TULSA, Oklahoma -- Six Tulsa schools are banding together to bring more engineering graduates to Oklahoma. The Tulsa Alliance for Engineering was officially formed Friday to address the need for engineering graduates for Tulsa and northeastern Oklahoma over the next decade.
Oklahoma is likely to experience shortages of approximately 200 aerospace engineers and 400 electrical engineers by 2014, with shortages of additional engineering specialties possible in that same time frame, according to data from the Governor's Council for Workforce and Economic Development.
"The Tulsa Alliance for Engineering is Tulsa's opportunity to recruit, train, and retain Oklahoma's best and brightest students," said Kara Gae Neal, Superintendent/CEO, Tulsa Tech.
"Our goal is to expose students early on to the various fields of engineering so that their interest and passions are set by the time they enter college."
Tulsa Chamber of Commerce data from 2009 shows engineers earned 47 percent more than the average wage earner from all industry groups in Tulsa.
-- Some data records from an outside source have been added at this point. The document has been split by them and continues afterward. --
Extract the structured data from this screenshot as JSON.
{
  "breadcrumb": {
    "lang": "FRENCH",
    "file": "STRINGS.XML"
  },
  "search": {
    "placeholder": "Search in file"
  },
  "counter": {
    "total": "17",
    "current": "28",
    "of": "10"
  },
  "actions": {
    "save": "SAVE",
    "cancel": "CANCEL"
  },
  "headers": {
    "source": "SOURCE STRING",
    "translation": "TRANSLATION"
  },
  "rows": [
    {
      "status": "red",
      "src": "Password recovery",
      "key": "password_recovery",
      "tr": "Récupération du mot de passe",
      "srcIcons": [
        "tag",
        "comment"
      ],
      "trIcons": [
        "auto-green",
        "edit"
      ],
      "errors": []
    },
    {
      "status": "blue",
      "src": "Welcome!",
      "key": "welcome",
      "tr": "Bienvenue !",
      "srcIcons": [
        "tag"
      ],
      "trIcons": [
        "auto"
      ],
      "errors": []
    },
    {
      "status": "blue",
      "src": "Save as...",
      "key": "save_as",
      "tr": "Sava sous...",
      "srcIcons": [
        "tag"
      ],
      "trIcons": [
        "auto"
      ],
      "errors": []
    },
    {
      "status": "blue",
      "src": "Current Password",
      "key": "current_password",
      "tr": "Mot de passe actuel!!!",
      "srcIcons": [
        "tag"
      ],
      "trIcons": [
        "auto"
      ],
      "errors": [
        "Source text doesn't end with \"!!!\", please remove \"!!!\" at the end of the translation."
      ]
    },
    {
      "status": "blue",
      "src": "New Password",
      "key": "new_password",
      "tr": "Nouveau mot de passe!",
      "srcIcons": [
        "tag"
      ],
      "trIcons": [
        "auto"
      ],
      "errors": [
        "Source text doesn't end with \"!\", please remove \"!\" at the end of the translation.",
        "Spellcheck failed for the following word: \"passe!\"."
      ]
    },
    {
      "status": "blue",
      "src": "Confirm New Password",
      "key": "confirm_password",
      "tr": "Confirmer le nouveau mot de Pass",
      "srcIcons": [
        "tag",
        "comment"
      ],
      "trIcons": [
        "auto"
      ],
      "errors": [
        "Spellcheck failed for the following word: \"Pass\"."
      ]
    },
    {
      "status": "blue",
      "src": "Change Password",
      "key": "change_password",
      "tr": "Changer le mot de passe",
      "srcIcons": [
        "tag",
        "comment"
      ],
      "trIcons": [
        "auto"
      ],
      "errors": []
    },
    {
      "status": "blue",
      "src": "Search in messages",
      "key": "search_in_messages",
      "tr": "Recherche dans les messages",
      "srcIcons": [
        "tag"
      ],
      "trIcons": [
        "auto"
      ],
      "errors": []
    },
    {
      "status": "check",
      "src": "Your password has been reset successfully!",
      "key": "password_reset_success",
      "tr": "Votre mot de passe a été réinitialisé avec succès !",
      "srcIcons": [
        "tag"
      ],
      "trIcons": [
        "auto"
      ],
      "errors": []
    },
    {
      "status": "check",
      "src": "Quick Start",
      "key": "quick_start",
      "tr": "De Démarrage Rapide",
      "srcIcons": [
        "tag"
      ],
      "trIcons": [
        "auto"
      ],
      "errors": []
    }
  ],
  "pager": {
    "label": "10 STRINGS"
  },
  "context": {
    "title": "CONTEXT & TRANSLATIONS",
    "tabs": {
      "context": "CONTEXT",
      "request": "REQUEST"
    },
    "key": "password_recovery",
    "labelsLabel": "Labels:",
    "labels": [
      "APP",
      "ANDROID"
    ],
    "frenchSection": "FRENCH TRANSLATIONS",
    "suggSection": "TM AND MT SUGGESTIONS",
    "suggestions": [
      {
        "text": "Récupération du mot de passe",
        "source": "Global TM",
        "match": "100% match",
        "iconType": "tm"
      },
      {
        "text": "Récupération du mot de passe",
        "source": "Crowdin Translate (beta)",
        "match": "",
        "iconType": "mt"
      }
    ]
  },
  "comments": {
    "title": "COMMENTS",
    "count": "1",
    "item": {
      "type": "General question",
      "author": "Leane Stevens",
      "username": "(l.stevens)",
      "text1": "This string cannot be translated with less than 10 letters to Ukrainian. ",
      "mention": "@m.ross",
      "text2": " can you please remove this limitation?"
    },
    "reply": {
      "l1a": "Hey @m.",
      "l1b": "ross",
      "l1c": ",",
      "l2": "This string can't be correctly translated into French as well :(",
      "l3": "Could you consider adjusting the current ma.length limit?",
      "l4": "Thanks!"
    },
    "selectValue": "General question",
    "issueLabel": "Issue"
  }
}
One engineer in Tulsa translates into a $295,000 in output in the Tulsa-area economy, according to the Chamber.
The Alliance members will work with the business sector to create more opportunities for student internships and mentorships, and engineering awareness and education programs for elementary and secondary school students.
Tulsa Alliance for Engineering agreement was signed by presidents from Tulsa Tech, Tulsa Community College, Oklahoma State University-Tulsa, University of Oklahoma-Tulsa, Oral Roberts University and University of Tulsa.
Students or businesses interested in the Tulsa Alliance for Engineering can call Susan Thompson, program coordinator, at 918-595-7557 or email email@example.com